“Today is my husband’s and my 13th anniversary – and what better way to celebrate than by serving the community?” asked Kayla’s mom, Jamie Gadley. “Kayla said she had a commitment to do this, so she wanted to come. We appreciate our first responders and their support of our community, and participating in it teaches Kayla to serve others.”
Besides that, added Kayla, “It’s a great way to meet everyone in the community all together.”
Colette Cipollini has lived in Sully Station II for 16 years and is happy to be there. “The neighborhood is really beautiful and the neighbors are friendly, and events like this bring the community together,” she said. “People you don’t necessarily see on your street, you see here. You meet new people and find out about neighborhood concerns. And there are always ongoing events and activities — we even have a lost-pet network.”
Regarding National Night Out, she said, “It’s nice to meet the police and firefighters one-on-one at events like this that are social. It puts faces to them and facilitates better community relationships.”
Justin Boudville is also a longtime Sully II resident, having moved there in 2000. “Everyone knows one another in our neighborhood,” he said. “It’s safe and it’s a great place to raise a family.
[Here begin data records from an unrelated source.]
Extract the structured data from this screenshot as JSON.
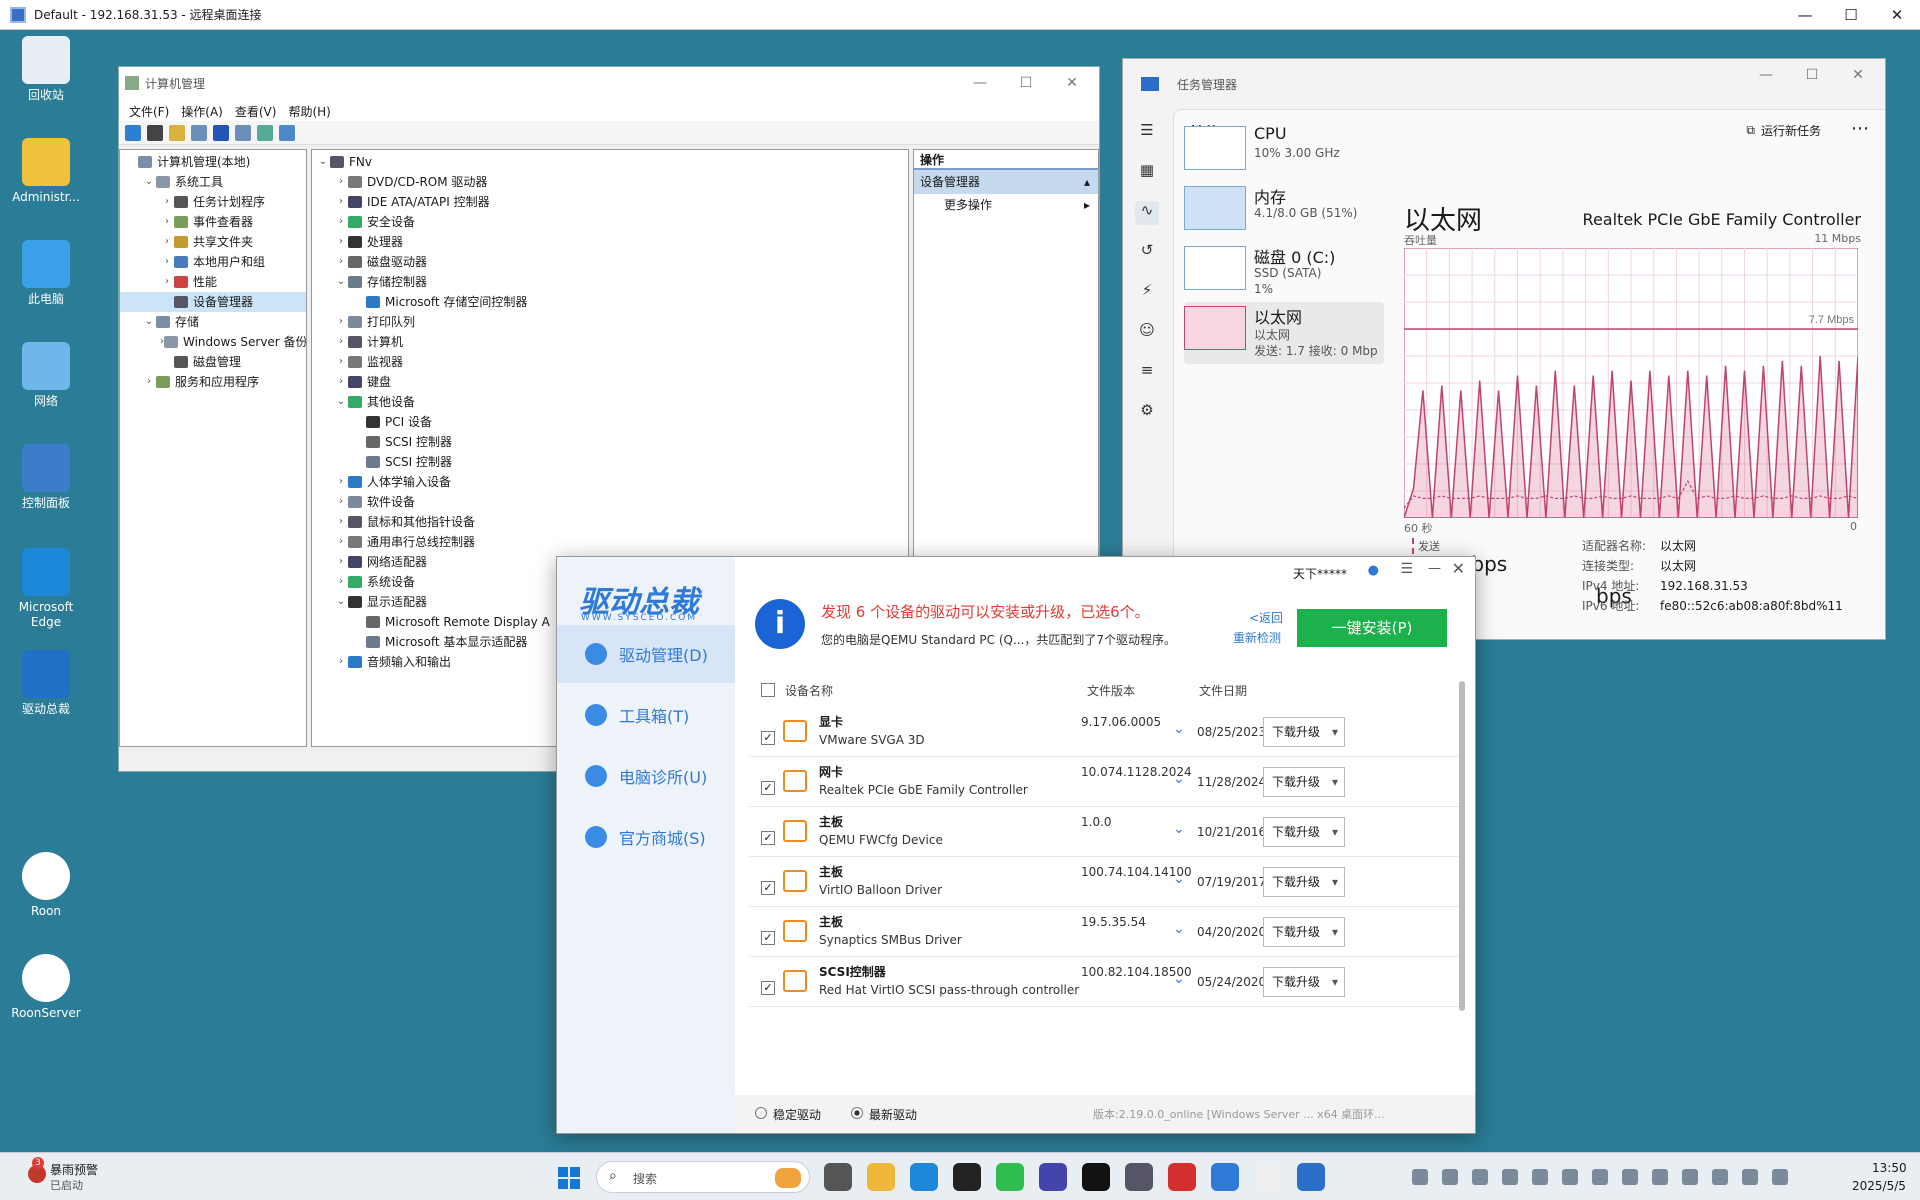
{
  "rdp": {
    "title": "Default - 192.168.31.53 - 远程桌面连接"
  },
  "desktop": {
    "icons": [
      {
        "label": "回收站",
        "icon": "recycle-bin-icon"
      },
      {
        "label": "Administr...",
        "icon": "folder-icon"
      },
      {
        "label": "此电脑",
        "icon": "monitor-icon"
      },
      {
        "label": "网络",
        "icon": "network-icon"
      },
      {
        "label": "控制面板",
        "icon": "control-panel-icon"
      },
      {
        "label": "Microsoft Edge",
        "icon": "edge-icon"
      },
      {
        "label": "驱动总裁",
        "icon": "driver-app-icon"
      },
      {
        "label": "Roon",
        "icon": "roon-icon"
      },
      {
        "label": "RoonServer",
        "icon": "roon-server-icon"
      }
    ]
  },
  "cm": {
    "title": "计算机管理",
    "menu": [
      "文件(F)",
      "操作(A)",
      "查看(V)",
      "帮助(H)"
    ],
    "tree": [
      {
        "label": "计算机管理(本地)",
        "indent": 0,
        "exp": ""
      },
      {
        "label": "系统工具",
        "indent": 1,
        "exp": "⌄"
      },
      {
        "label": "任务计划程序",
        "indent": 2,
        "exp": "›"
      },
      {
        "label": "事件查看器",
        "indent": 2,
        "exp": "›"
      },
      {
        "label": "共享文件夹",
        "indent": 2,
        "exp": "›"
      },
      {
        "label": "本地用户和组",
        "indent": 2,
        "exp": "›"
      },
      {
        "label": "性能",
        "indent": 2,
        "exp": "›"
      },
      {
        "label": "设备管理器",
        "indent": 2,
        "exp": "",
        "sel": true
      },
      {
        "label": "存储",
        "indent": 1,
        "exp": "⌄"
      },
      {
        "label": "Windows Server 备份",
        "indent": 2,
        "exp": "›"
      },
      {
        "label": "磁盘管理",
        "indent": 2,
        "exp": ""
      },
      {
        "label": "服务和应用程序",
        "indent": 1,
        "exp": "›"
      }
    ],
    "devices": [
      {
        "label": "FNv",
        "indent": 0,
        "exp": "⌄"
      },
      {
        "label": "DVD/CD-ROM 驱动器",
        "indent": 1,
        "exp": "›"
      },
      {
        "label": "IDE ATA/ATAPI 控制器",
        "indent": 1,
        "exp": "›"
      },
      {
        "label": "安全设备",
        "indent": 1,
        "exp": "›"
      },
      {
        "label": "处理器",
        "indent": 1,
        "exp": "›"
      },
      {
        "label": "磁盘驱动器",
        "indent": 1,
        "exp": "›"
      },
      {
        "label": "存储控制器",
        "indent": 1,
        "exp": "⌄"
      },
      {
        "label": "Microsoft 存储空间控制器",
        "indent": 2,
        "exp": ""
      },
      {
        "label": "打印队列",
        "indent": 1,
        "exp": "›"
      },
      {
        "label": "计算机",
        "indent": 1,
        "exp": "›"
      },
      {
        "label": "监视器",
        "indent": 1,
        "exp": "›"
      },
      {
        "label": "键盘",
        "indent": 1,
        "exp": "›"
      },
      {
        "label": "其他设备",
        "indent": 1,
        "exp": "⌄"
      },
      {
        "label": "PCI 设备",
        "indent": 2,
        "exp": ""
      },
      {
        "label": "SCSI 控制器",
        "indent": 2,
        "exp": ""
      },
      {
        "label": "SCSI 控制器",
        "indent": 2,
        "exp": ""
      },
      {
        "label": "人体学输入设备",
        "indent": 1,
        "exp": "›"
      },
      {
        "label": "软件设备",
        "indent": 1,
        "exp": "›"
      },
      {
        "label": "鼠标和其他指针设备",
        "indent": 1,
        "exp": "›"
      },
      {
        "label": "通用串行总线控制器",
        "indent": 1,
        "exp": "›"
      },
      {
        "label": "网络适配器",
        "indent": 1,
        "exp": "›"
      },
      {
        "label": "系统设备",
        "indent": 1,
        "exp": "›"
      },
      {
        "label": "显示适配器",
        "indent": 1,
        "exp": "⌄"
      },
      {
        "label": "Microsoft Remote Display A",
        "indent": 2,
        "exp": ""
      },
      {
        "label": "Microsoft 基本显示适配器",
        "indent": 2,
        "exp": ""
      },
      {
        "label": "音频输入和输出",
        "indent": 1,
        "exp": "›"
      }
    ],
    "actions": {
      "header": "操作",
      "section": "设备管理器",
      "more": "更多操作"
    }
  },
  "tm": {
    "title": "任务管理器",
    "page": "性能",
    "run_new": "运行新任务",
    "items": [
      {
        "name": "CPU",
        "s1": "10% 3.00 GHz",
        "s2": ""
      },
      {
        "name": "内存",
        "s1": "4.1/8.0 GB (51%)",
        "s2": ""
      },
      {
        "name": "磁盘 0 (C:)",
        "s1": "SSD (SATA)",
        "s2": "1%"
      },
      {
        "name": "以太网",
        "s1": "以太网",
        "s2": "发送: 1.7  接收: 0 Mbp"
      }
    ],
    "detail": {
      "title": "以太网",
      "adapter": "Realtek PCIe GbE Family Controller",
      "throughput": "吞吐量",
      "max": "11 Mbps",
      "line": "7.7 Mbps",
      "xleft": "60 秒",
      "xright": "0",
      "send_label": "发送",
      "send_value": "1.7 Mbps",
      "recv_value": "bps",
      "info": [
        {
          "k": "适配器名称:",
          "v": "以太网"
        },
        {
          "k": "连接类型:",
          "v": "以太网"
        },
        {
          "k": "IPv4 地址:",
          "v": "192.168.31.53"
        },
        {
          "k": "IPv6 地址:",
          "v": "fe80::52c6:ab08:a80f:8bd%11"
        }
      ]
    }
  },
  "dr": {
    "brand": "驱动总裁",
    "brand_sub": "WWW.SYSCEO.COM",
    "user": "天下*****",
    "nav": [
      "驱动管理(D)",
      "工具箱(T)",
      "电脑诊所(U)",
      "官方商城(S)"
    ],
    "alert": "发现 6 个设备的驱动可以安装或升级，已选6个。",
    "sub": "您的电脑是QEMU Standard PC (Q...，共匹配到了7个驱动程序。",
    "back": "<返回",
    "recheck": "重新检测",
    "install": "一键安装(P)",
    "cols": {
      "name": "设备名称",
      "ver": "文件版本",
      "date": "文件日期"
    },
    "upgrade": "下载升级",
    "rows": [
      {
        "cat": "显卡",
        "name": "VMware SVGA 3D",
        "ver": "9.17.06.0005",
        "date": "08/25/2023"
      },
      {
        "cat": "网卡",
        "name": "Realtek PCIe GbE Family Controller",
        "ver": "10.074.1128.2024",
        "date": "11/28/2024"
      },
      {
        "cat": "主板",
        "name": "QEMU FWCfg Device",
        "ver": "1.0.0",
        "date": "10/21/2016"
      },
      {
        "cat": "主板",
        "name": "VirtIO Balloon Driver",
        "ver": "100.74.104.14100",
        "date": "07/19/2017"
      },
      {
        "cat": "主板",
        "name": "Synaptics SMBus Driver",
        "ver": "19.5.35.54",
        "date": "04/20/2020"
      },
      {
        "cat": "SCSI控制器",
        "name": "Red Hat VirtIO SCSI pass-through controller",
        "ver": "100.82.104.18500",
        "date": "05/24/2020"
      }
    ],
    "stable": "稳定驱动",
    "latest": "最新驱动",
    "version": "版本:2.19.0.0_online [Windows Server ... x64 桌面环..."
  },
  "taskbar": {
    "weather_title": "暴雨预警",
    "weather_sub": "已启动",
    "weather_badge": "3",
    "search": "搜索",
    "time": "13:50",
    "date": "2025/5/5"
  },
  "chart_data": {
    "type": "area",
    "title": "以太网",
    "ylabel": "吞吐量",
    "ylim": [
      0,
      11
    ],
    "x_range_seconds": [
      60,
      0
    ],
    "reference_line": 7.7,
    "series": [
      {
        "name": "发送",
        "values": [
          0,
          1.2,
          5.2,
          0,
          5.4,
          0,
          5.2,
          0,
          5.6,
          0,
          5.2,
          0,
          5.8,
          0,
          5.4,
          0,
          6.0,
          0,
          5.4,
          0,
          5.8,
          0,
          6.0,
          0,
          5.6,
          0,
          6.0,
          0,
          5.8,
          0,
          6.0,
          0,
          5.8,
          0,
          6.2,
          0,
          6.0,
          0,
          6.2,
          0,
          6.4,
          0,
          6.2,
          0,
          6.6,
          0,
          6.4,
          0,
          6.6
        ]
      },
      {
        "name": "接收",
        "values": [
          0.4,
          0.9,
          0.8,
          0.8,
          0.9,
          0.8,
          0.8,
          0.8,
          0.9,
          0.8,
          0.8,
          0.8,
          0.9,
          0.8,
          0.8,
          0.9,
          0.8,
          0.8,
          0.9,
          0.8,
          0.8,
          0.9,
          0.8,
          0.8,
          0.9,
          0.8,
          0.8,
          0.8,
          0.9,
          0.8,
          1.5,
          0.8,
          0.9,
          0.8,
          0.8,
          0.9,
          0.8,
          0.8,
          0.9,
          0.8,
          0.8,
          0.9,
          0.8,
          0.8,
          0.9,
          0.8,
          0.8,
          0.9,
          0.8
        ]
      }
    ]
  }
}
And National Night Out lets us network with our neighbors [on other streets] and turn strangers into friends.”
“And we love the fire department — it’s so responsive,” he continued. “We’re lucky to have such professional first-responders available to us. The police are professional, too, and we appreciate them keeping our community safe. We’re very proud of both our firefighters and police officers.”